Too Much Empty Space In Pepper Tin Prompts Class-Action Lawsuit
RENEE MONTAGNE, HOST:
The McCormick spice company has made a small change to its familiar tins of black pepper. Consumers may not have noticed, but some lawyers did. That change is now the basis of a class-action lawsuit. Jacob Goldstein of our Planet Money podcast team explains.
JACOB GOLDSTEIN, BYLINE: How's it going? We're NPR reporters. We're doing a story on pepper.
The other day, I went out on the streets of Manhattan with a producer. I had two tins of McCormick pepper. One of the tins was the old style - the one McCormick sold until about a year ago. The other one was the new style - the one you can buy now. And I asked people walking by to play a little game - spot the difference between the old tin and the new one.
UNIDENTIFIED MAN #1: Same color - red and white, primarily. A little blue in McCormick.

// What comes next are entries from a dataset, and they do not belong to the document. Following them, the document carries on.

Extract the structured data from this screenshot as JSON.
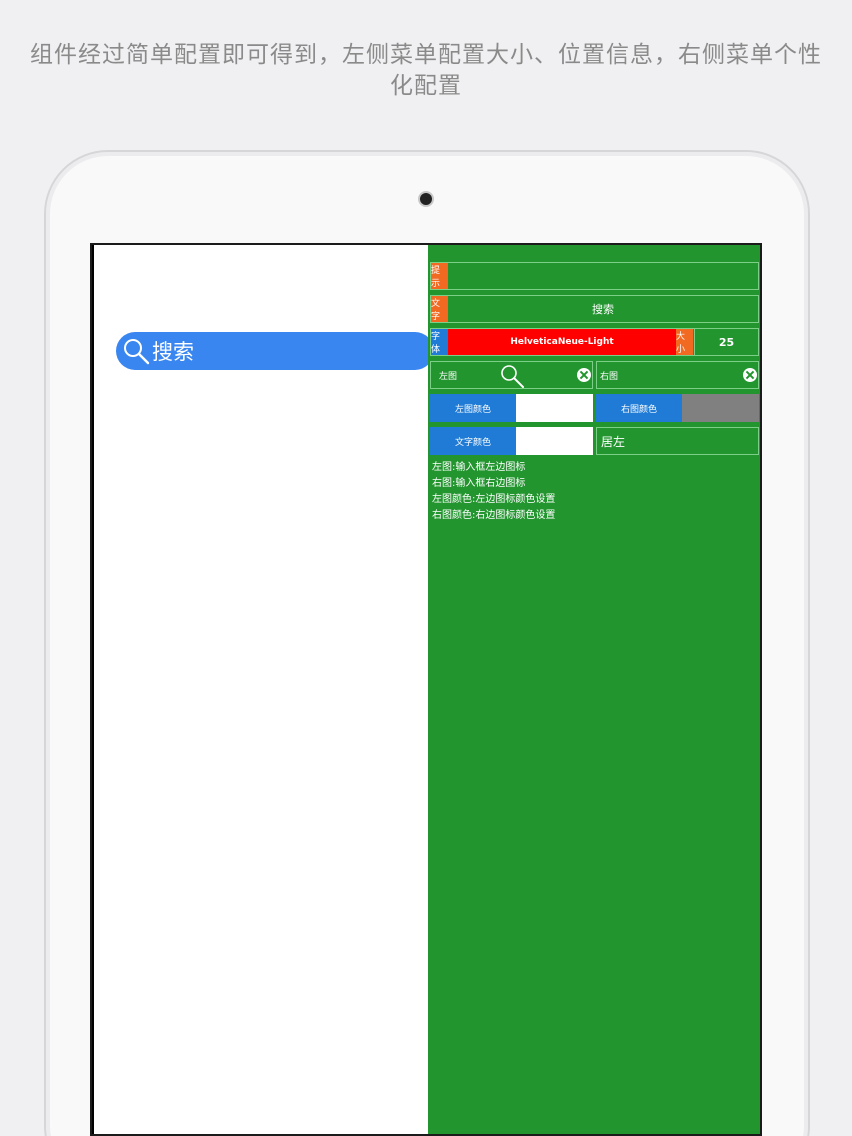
{
  "caption": {
    "line1": "组件经过简单配置即可得到，左侧菜单配置大小、位置信息，右侧菜单个性",
    "line2": "化配置"
  },
  "demo": {
    "search_text": "搜索",
    "icon": "search-icon",
    "bar_color": "#3a86f1"
  },
  "config": {
    "placeholder_tag": "提示",
    "placeholder_value": "",
    "text_tag": "文字",
    "text_value": "搜索",
    "font_tag": "字体",
    "font_value": "HelveticaNeue-Light",
    "size_tag": "大小",
    "size_value": "25",
    "left_image_label": "左图",
    "left_image_icon": "search-icon",
    "right_image_label": "右图",
    "clear_icon": "clear-icon",
    "left_color_label": "左图颜色",
    "left_color_value": "#ffffff",
    "right_color_label": "右图颜色",
    "right_color_value": "#808080",
    "text_color_label": "文字颜色",
    "text_color_value": "#ffffff",
    "alignment_value": "居左"
  },
  "notes": [
    "左图:输入框左边图标",
    "右图:输入框右边图标",
    "左图颜色:左边图标颜色设置",
    "右图颜色:右边图标颜色设置"
  ],
  "colors": {
    "panel_green": "#22952f",
    "tag_orange": "#f26a21",
    "font_red": "#ff0000",
    "label_blue": "#1f7bd6"
  }
}
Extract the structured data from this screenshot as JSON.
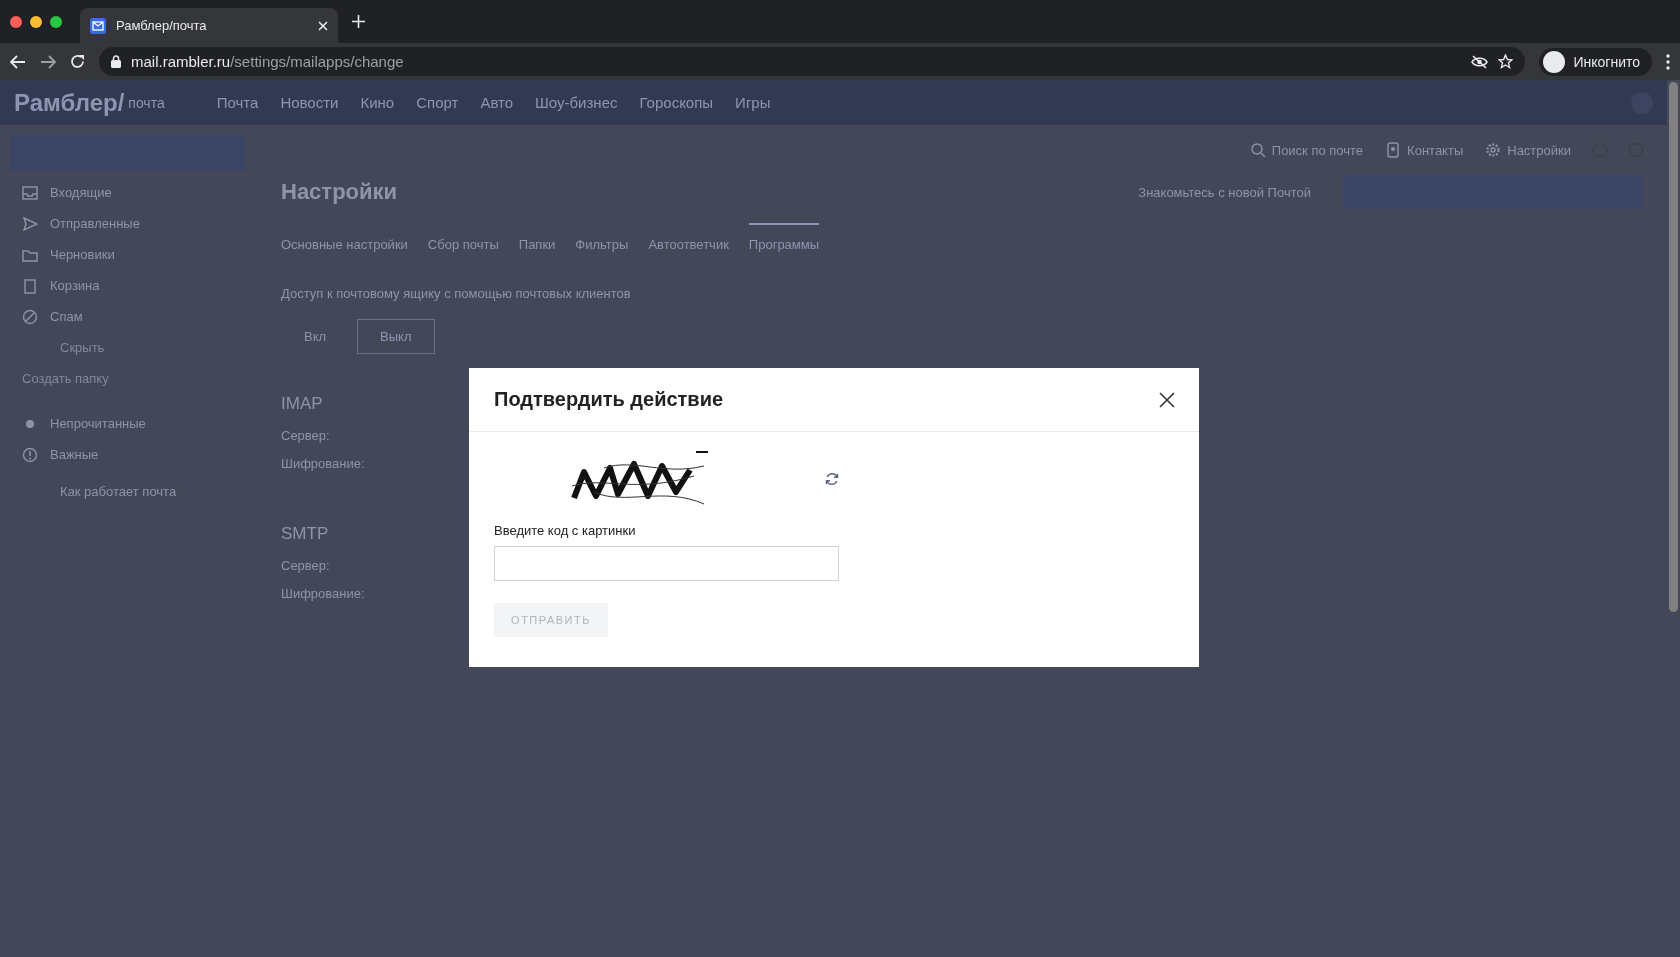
{
  "browser": {
    "tab_title": "Рамблер/почта",
    "url_host": "mail.rambler.ru",
    "url_path": "/settings/mailapps/change",
    "profile_label": "Инкогнито"
  },
  "header": {
    "logo": "Рамблер/",
    "logo_sub": "почта",
    "nav": [
      "Почта",
      "Новости",
      "Кино",
      "Спорт",
      "Авто",
      "Шоу-бизнес",
      "Гороскопы",
      "Игры"
    ]
  },
  "toolbar": [
    {
      "kind": "search",
      "label": "Поиск по почте"
    },
    {
      "kind": "contacts",
      "label": "Контакты"
    },
    {
      "kind": "settings",
      "label": "Настройки"
    }
  ],
  "promo": "Знакомьтесь с новой Почтой",
  "sidebar": {
    "folders": [
      {
        "kind": "inbox",
        "label": "Входящие"
      },
      {
        "kind": "sent",
        "label": "Отправленные"
      },
      {
        "kind": "drafts",
        "label": "Черновики"
      },
      {
        "kind": "trash",
        "label": "Корзина"
      },
      {
        "kind": "spam",
        "label": "Спам"
      }
    ],
    "hide": "Скрыть",
    "create": "Создать папку",
    "filters": [
      {
        "kind": "unread",
        "label": "Непрочитанные"
      },
      {
        "kind": "important",
        "label": "Важные"
      }
    ],
    "help": "Как работает почта"
  },
  "settings": {
    "title": "Настройки",
    "tabs": [
      {
        "label": "Основные настройки",
        "selected": false
      },
      {
        "label": "Сбор почты",
        "selected": false
      },
      {
        "label": "Папки",
        "selected": false
      },
      {
        "label": "Фильтры",
        "selected": false
      },
      {
        "label": "Автоответчик",
        "selected": false
      },
      {
        "label": "Программы",
        "selected": true
      }
    ],
    "description": "Доступ к почтовому ящику с помощью почтовых клиентов",
    "toggle": [
      {
        "label": "Вкл",
        "selected": false
      },
      {
        "label": "Выкл",
        "selected": true
      }
    ],
    "sections": [
      {
        "title": "IMAP",
        "rows": [
          "Сервер:",
          "Шифрование:"
        ]
      },
      {
        "title": "SMTP",
        "rows": [
          "Сервер:",
          "Шифрование:"
        ]
      }
    ]
  },
  "modal": {
    "title": "Подтвердить действие",
    "label": "Введите код с картинки",
    "submit": "ОТПРАВИТЬ",
    "submit_disabled": true
  }
}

UNIDENTIFIED WOMAN #1: It appears that the M and the C are the same.
GOLDSTEIN: OK - same font?
UNIDENTIFIED WOMAN #1: It appears so.

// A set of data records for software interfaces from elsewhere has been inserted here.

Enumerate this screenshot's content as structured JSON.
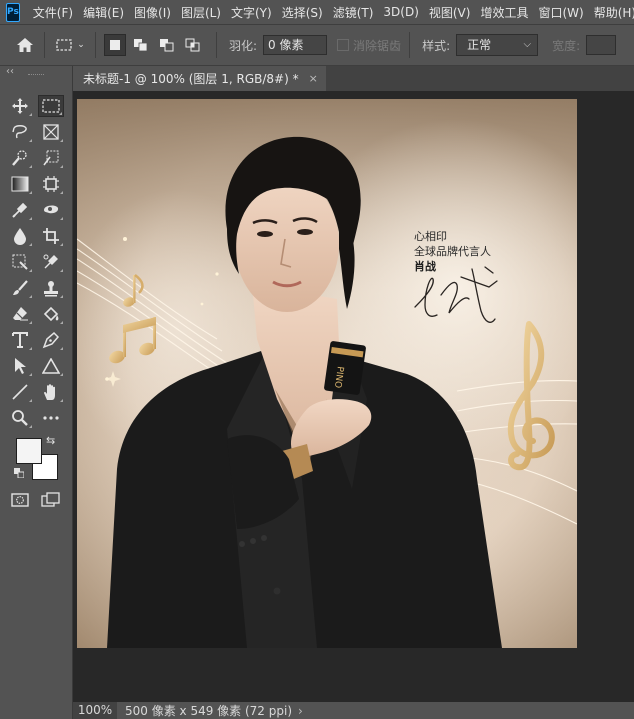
{
  "app": {
    "logo": "Ps"
  },
  "menu": [
    "文件(F)",
    "编辑(E)",
    "图像(I)",
    "图层(L)",
    "文字(Y)",
    "选择(S)",
    "滤镜(T)",
    "3D(D)",
    "视图(V)",
    "增效工具",
    "窗口(W)",
    "帮助(H)"
  ],
  "options": {
    "feather_label": "羽化:",
    "feather_value": "0 像素",
    "antialias_label": "消除锯齿",
    "style_label": "样式:",
    "style_value": "正常",
    "width_label": "宽度:"
  },
  "toolbar": {
    "collapse": "‹‹"
  },
  "document": {
    "tab_title": "未标题-1 @ 100% (图层 1, RGB/8#) *",
    "close": "×",
    "poster": {
      "line1": "心相印",
      "line2": "全球品牌代言人",
      "line3": "肖战",
      "product_text": "PINO"
    }
  },
  "status": {
    "zoom": "100%",
    "info": "500 像素 x 549 像素 (72 ppi)",
    "arrow": "›"
  },
  "colors": {
    "foreground": "#f4f4f4",
    "background": "#ffffff",
    "accent_gold": "#d9b46e"
  }
}
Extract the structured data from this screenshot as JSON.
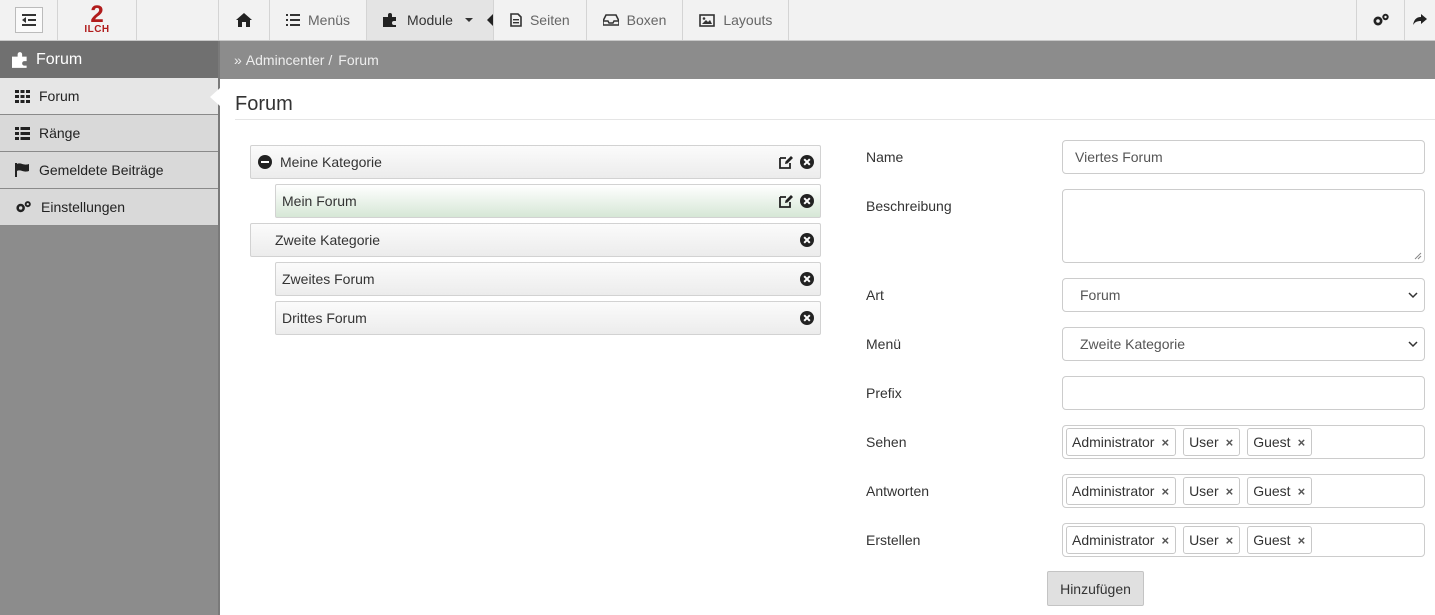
{
  "topbar": {
    "logo_number": "2",
    "logo_text": "ILCH",
    "nav": [
      {
        "label": "Menüs",
        "icon": "list-ol-icon"
      },
      {
        "label": "Module",
        "icon": "puzzle-icon"
      },
      {
        "label": "Seiten",
        "icon": "file-icon"
      },
      {
        "label": "Boxen",
        "icon": "inbox-icon"
      },
      {
        "label": "Layouts",
        "icon": "image-icon"
      }
    ]
  },
  "sidebar": {
    "header": "Forum",
    "items": [
      {
        "label": "Forum",
        "icon": "grid-icon"
      },
      {
        "label": "Ränge",
        "icon": "list-icon"
      },
      {
        "label": "Gemeldete Beiträge",
        "icon": "flag-icon"
      },
      {
        "label": "Einstellungen",
        "icon": "gears-icon"
      }
    ]
  },
  "breadcrumb": {
    "prefix": "»",
    "root": "Admincenter",
    "separator": "/",
    "current": "Forum"
  },
  "page_title": "Forum",
  "tree": [
    {
      "label": "Meine Kategorie",
      "type": "category"
    },
    {
      "label": "Mein Forum",
      "type": "forum"
    },
    {
      "label": "Zweite Kategorie",
      "type": "category"
    },
    {
      "label": "Zweites Forum",
      "type": "forum"
    },
    {
      "label": "Drittes Forum",
      "type": "forum"
    }
  ],
  "form": {
    "name_label": "Name",
    "name_value": "Viertes Forum",
    "description_label": "Beschreibung",
    "description_value": "",
    "type_label": "Art",
    "type_value": "Forum",
    "menu_label": "Menü",
    "menu_value": "Zweite Kategorie",
    "prefix_label": "Prefix",
    "prefix_value": "",
    "view_label": "Sehen",
    "view_roles": [
      "Administrator",
      "User",
      "Guest"
    ],
    "reply_label": "Antworten",
    "reply_roles": [
      "Administrator",
      "User",
      "Guest"
    ],
    "create_label": "Erstellen",
    "create_roles": [
      "Administrator",
      "User",
      "Guest"
    ],
    "remove_symbol": "×",
    "submit_label": "Hinzufügen"
  },
  "colors": {
    "sidebar_bg": "#8c8c8c",
    "brand_red": "#b11c1c",
    "selected_row": "#d6e7d6"
  }
}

UNIDENTIFIED WOMAN #1: Unless it's an illusion.
GOLDSTEIN: Not an illusion - same font. Some people thought one tin was a different size.
Do you think it's a little bit thicker?
UNIDENTIFIED MAN #2: It's probably narrower, right?
GOLDSTEIN: Nope - exactly the same size. The only difference is a few numbers at the bottom that tell you how much pepper is in the tin.
UNIDENTIFIED MAN #3: Different amount - different amount.
GOLDSTEIN: The old tin, the one McCormick sold for years, had four ounces of pepper; the new one, three ounces.
UNIDENTIFIED MAN #3: Significantly less - same size can, a quarter less.
UNIDENTIFIED WOMAN #2: Then what is the rest of it?
UNIDENTIFIED WOMAN #2: Air?
GOLDSTEIN: That air is the basis of a class action, a lawsuit arguing that consumers lost out because of the empty space at the top of the tin. Elizabeth Fegan is one of the lead lawyers for the plaintiffs.
Are you entering the tins into evidence?
ELIZABETH FEGAN: We are.
GOLDSTEIN: May I direct your attention...
FEGAN: We're making sure they preserve them.
GOLDSTEIN: The pepper company, McCormick, wouldn't talk to us for the story. But they have argued in court filings, hey, we put the correct amount of pepper right there on the front of the tin for everyone to see. Fegan says it doesn't matter.
FEGAN: There's a specific law that prohibits what's called nonfunctional slack-fill.
GOLDSTEIN: I just want to, like, delight in that phrase a little more. Just say the phrase.
FEGAN: Nonfunctional slack-fill, which means making a large package but only filling it with a small amount of product.
GOLDSTEIN: Side note, there is such a thing as functional slack-fill. That is air that's in the package for a reason, like to keep potato chips from getting crushed. But Fegan argues there is no reason for it in the pepper case. And millions of consumers may be entitled to a few dollars each.
If Fegan wins the case or negotiates a settlement, fees for her and the other lawyers involved could be over a million dollars. There has been a backlash to class actions. Businesses have started including clauses in contracts to make it harder for people to sue. And a bunch of class action challenges have gone to the Supreme Court, with mixed results. One of the people who helped create the modern class action is an NYU professor named Arthur Miller. And he says he understands the backlash.
ARTHUR MILLER: There are bad class actions - of course there are bad class actions. And there are silly class actions.
GOLDSTEIN: But he says class actions do help solve this basic economic problem - what happens when a company improperly takes a small amount of money from many, many people? No lawyer is going to represent one person who lost a tiny amount of money. It just wouldn't make economic sense.
MILLER: I can't take you. But if I have a thousand you's, or ten thousand you's, or a million you's, now we're in business.
GOLDSTEIN: Miller hasn't studied the pepper case in detail. He doesn't have an opinion on which way it's going to go. But he says consumer protection laws are supposed to protect people from small things. And one of the purposes of class actions is to make sure those laws are enforced. Jacob Goldstein, NPR News. Transcript provided by NPR, Copyright NPR.